“Until our small community grants are affected, we’re quite sustainable,” she said. “I think there will be a future decision made – I don’t know whether it will be three years, four years, five years down the road or even sooner than that – but I really believe it will be when the provincial government starts clawing back and people financially cannot stay independent.”
Trail Mayor Dieter Bogs was surprised by the village’s decision, when a letter was presented at Monday’s city council meeting.
“It’s really amazing and it’s really sad in many ways when people feel that small community grants are a sure thing from the government and industrial taxation may not be a sure thing forever,” he said. “Taxation is a question mark and it’s very unfortunate to see that the economy be, from my perspective, secondary to cheques from the government.”
City administrator David Perehudoff was also baffled by the village’s position, noting amalgamation would have resulted in a diversified tax base for the village, which is currently 98 per cent residential.
Warfield approached Trail in 2010 to undertake the first phase ($34,000) of the study.

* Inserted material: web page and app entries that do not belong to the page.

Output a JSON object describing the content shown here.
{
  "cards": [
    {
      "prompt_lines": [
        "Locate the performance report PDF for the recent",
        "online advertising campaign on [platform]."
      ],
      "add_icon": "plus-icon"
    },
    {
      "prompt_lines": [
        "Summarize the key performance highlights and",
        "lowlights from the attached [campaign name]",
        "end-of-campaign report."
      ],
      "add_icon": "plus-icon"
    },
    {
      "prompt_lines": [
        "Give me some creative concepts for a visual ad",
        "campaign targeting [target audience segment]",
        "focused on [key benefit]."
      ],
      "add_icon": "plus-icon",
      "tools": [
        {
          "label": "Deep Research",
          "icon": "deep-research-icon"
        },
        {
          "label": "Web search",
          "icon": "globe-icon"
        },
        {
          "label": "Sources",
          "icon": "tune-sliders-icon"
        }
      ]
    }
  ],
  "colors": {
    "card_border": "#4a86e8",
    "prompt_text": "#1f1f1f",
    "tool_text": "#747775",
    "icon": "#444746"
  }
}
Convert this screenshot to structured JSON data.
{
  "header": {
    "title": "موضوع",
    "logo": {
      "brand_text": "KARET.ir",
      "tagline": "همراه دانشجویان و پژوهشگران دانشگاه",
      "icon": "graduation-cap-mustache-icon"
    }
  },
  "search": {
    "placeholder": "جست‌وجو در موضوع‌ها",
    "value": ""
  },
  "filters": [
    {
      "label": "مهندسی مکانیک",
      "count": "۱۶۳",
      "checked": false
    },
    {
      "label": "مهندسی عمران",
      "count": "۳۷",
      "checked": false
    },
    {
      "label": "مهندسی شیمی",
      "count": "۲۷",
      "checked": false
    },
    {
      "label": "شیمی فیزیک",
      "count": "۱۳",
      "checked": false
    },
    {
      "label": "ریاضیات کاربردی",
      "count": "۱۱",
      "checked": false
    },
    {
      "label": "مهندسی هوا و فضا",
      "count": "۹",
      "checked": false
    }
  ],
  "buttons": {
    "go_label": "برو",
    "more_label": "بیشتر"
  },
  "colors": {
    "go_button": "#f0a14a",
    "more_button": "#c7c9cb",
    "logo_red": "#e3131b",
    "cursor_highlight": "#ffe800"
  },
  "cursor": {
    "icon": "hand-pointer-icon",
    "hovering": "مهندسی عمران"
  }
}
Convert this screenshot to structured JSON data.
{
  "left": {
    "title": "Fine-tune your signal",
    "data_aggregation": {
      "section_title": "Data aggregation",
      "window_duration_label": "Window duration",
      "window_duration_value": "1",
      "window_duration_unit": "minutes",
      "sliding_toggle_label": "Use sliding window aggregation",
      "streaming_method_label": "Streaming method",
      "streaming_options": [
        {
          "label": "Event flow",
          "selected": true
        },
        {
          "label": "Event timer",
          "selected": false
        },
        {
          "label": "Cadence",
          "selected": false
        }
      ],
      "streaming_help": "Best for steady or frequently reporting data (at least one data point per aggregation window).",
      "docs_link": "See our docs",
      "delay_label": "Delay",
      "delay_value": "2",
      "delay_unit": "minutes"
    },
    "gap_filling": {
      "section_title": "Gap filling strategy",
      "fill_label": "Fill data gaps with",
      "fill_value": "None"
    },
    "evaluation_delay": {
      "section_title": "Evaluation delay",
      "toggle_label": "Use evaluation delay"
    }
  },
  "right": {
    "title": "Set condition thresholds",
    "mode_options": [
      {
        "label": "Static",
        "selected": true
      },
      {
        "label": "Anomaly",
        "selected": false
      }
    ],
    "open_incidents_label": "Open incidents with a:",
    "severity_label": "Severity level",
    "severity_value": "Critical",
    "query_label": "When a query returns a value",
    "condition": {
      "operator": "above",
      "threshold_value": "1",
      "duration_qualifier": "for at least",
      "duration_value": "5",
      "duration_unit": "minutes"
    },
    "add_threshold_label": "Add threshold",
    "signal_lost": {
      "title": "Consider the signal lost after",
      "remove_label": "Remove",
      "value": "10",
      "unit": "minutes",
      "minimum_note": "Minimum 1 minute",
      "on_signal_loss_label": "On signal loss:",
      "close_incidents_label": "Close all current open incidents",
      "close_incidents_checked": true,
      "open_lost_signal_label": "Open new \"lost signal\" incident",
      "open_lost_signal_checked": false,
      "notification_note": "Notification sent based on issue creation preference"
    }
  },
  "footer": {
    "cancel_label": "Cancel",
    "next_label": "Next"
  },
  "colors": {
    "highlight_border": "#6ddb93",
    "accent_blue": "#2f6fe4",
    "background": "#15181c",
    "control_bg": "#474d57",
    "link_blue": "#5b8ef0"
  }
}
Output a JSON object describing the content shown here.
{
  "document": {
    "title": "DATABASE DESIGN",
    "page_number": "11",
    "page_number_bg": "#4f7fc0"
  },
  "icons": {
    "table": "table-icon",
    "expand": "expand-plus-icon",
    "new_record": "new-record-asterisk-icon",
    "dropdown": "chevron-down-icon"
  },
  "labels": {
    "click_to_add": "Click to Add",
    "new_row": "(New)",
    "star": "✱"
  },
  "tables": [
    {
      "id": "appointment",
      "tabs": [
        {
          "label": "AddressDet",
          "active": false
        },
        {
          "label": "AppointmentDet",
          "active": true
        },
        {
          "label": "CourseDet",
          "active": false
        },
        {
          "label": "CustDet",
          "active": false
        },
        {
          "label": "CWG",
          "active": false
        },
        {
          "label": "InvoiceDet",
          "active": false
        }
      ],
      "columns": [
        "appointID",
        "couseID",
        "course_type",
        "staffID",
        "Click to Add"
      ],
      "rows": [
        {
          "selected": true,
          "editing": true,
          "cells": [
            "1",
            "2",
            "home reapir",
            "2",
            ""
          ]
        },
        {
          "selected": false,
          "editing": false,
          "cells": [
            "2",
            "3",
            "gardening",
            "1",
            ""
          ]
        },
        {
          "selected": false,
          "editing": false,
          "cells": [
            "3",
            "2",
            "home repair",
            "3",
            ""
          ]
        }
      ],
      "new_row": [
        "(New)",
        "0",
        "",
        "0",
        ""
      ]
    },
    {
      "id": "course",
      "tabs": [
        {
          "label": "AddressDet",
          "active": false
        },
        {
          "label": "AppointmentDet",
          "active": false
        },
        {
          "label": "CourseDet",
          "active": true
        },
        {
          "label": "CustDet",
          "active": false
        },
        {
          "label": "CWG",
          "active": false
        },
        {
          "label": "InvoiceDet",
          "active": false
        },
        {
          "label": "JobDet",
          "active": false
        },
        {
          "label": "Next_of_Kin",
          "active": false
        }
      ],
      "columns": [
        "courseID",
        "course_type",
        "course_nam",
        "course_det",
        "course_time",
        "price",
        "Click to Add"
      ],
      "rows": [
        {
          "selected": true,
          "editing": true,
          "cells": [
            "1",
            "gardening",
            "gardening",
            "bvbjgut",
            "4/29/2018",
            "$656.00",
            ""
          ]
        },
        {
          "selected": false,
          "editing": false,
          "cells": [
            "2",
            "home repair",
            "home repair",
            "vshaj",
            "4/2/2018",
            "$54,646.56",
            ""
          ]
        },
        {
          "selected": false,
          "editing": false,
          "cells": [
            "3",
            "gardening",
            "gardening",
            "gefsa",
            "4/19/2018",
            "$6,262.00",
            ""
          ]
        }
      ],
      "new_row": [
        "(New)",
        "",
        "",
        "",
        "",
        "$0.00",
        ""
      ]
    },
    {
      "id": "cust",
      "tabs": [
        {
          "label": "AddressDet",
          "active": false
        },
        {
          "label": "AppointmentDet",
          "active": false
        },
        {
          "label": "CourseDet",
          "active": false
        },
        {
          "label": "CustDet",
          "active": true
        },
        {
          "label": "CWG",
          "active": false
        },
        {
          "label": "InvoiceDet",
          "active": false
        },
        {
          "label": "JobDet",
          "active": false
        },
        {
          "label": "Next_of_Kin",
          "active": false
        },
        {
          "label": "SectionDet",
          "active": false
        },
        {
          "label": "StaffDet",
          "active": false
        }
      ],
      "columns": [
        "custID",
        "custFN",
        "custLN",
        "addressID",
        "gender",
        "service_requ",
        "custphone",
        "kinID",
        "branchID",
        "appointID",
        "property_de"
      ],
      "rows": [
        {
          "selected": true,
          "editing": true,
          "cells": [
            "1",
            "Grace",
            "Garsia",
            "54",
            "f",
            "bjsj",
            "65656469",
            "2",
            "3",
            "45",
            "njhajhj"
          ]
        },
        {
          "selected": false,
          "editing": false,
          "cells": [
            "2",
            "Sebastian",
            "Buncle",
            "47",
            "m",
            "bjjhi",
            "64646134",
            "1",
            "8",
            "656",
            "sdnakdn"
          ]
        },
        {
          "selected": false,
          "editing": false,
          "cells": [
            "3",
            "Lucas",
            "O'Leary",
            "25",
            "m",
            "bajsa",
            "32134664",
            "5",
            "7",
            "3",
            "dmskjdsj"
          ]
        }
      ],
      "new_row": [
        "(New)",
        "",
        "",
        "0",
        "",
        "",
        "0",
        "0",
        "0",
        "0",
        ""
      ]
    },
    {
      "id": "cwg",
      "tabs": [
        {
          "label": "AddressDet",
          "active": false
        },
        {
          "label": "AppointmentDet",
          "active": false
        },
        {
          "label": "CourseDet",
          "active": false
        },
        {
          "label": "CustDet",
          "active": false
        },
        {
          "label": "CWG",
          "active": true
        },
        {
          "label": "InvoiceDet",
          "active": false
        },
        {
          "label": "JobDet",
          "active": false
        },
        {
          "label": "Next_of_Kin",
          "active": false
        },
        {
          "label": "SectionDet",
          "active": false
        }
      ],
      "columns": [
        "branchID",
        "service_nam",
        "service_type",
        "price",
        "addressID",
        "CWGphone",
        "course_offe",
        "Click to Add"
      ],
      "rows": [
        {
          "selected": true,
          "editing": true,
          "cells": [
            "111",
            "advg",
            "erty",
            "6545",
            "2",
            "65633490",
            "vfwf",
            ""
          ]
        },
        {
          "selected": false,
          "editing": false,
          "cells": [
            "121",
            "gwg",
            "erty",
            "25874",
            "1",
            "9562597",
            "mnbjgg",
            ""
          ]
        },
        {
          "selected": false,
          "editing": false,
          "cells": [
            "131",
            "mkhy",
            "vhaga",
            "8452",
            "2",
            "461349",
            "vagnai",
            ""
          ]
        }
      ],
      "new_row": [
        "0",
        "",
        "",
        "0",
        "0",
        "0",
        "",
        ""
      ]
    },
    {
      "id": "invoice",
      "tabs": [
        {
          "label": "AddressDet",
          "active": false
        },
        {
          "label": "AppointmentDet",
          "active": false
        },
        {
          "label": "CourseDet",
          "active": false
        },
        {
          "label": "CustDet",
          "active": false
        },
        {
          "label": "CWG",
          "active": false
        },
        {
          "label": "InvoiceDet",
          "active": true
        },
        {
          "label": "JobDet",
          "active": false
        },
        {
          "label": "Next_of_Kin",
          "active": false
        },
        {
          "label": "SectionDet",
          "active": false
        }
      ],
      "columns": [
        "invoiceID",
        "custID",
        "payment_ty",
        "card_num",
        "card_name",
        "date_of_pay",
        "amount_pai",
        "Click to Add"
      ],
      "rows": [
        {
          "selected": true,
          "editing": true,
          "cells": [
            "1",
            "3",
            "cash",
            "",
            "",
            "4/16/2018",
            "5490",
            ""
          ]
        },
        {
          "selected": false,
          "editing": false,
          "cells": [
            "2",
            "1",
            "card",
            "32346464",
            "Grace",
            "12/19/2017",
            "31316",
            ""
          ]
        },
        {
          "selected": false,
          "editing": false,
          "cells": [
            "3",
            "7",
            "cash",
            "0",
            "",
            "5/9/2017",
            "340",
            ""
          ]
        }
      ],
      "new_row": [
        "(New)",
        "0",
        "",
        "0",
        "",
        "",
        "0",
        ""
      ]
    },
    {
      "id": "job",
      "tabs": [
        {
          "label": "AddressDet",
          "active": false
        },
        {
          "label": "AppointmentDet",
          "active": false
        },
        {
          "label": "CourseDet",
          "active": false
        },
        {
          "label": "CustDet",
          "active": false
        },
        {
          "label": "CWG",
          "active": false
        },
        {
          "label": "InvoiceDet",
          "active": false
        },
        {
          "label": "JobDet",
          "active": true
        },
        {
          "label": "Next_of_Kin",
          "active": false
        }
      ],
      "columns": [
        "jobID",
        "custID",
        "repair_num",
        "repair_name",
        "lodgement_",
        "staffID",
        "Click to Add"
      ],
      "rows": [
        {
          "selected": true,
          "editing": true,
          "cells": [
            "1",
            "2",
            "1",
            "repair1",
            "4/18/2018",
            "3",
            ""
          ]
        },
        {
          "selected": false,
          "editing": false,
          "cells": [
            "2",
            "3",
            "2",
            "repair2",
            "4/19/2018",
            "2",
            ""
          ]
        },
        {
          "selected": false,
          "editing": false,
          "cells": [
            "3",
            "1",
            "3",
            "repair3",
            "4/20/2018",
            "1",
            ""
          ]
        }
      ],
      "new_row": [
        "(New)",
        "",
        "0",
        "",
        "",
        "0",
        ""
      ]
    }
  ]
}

Based on population, Trail paid about $28,000 and Warfield picked up the remainder of the bill.
After completing a study of its own, the Beaver Valley – Fruitvale, Montrose and Area A – recently announced no plans of merging the communities due to a substantial tax hike foreseen for Area A residents. Area A director Ali Grieve said she is not opposed to taking a look at the larger scope, a Greater Trail merger, a position that Warfield also shares.
“We thought that this would be a start of the formation of the district municipality in the future,” said Baggio.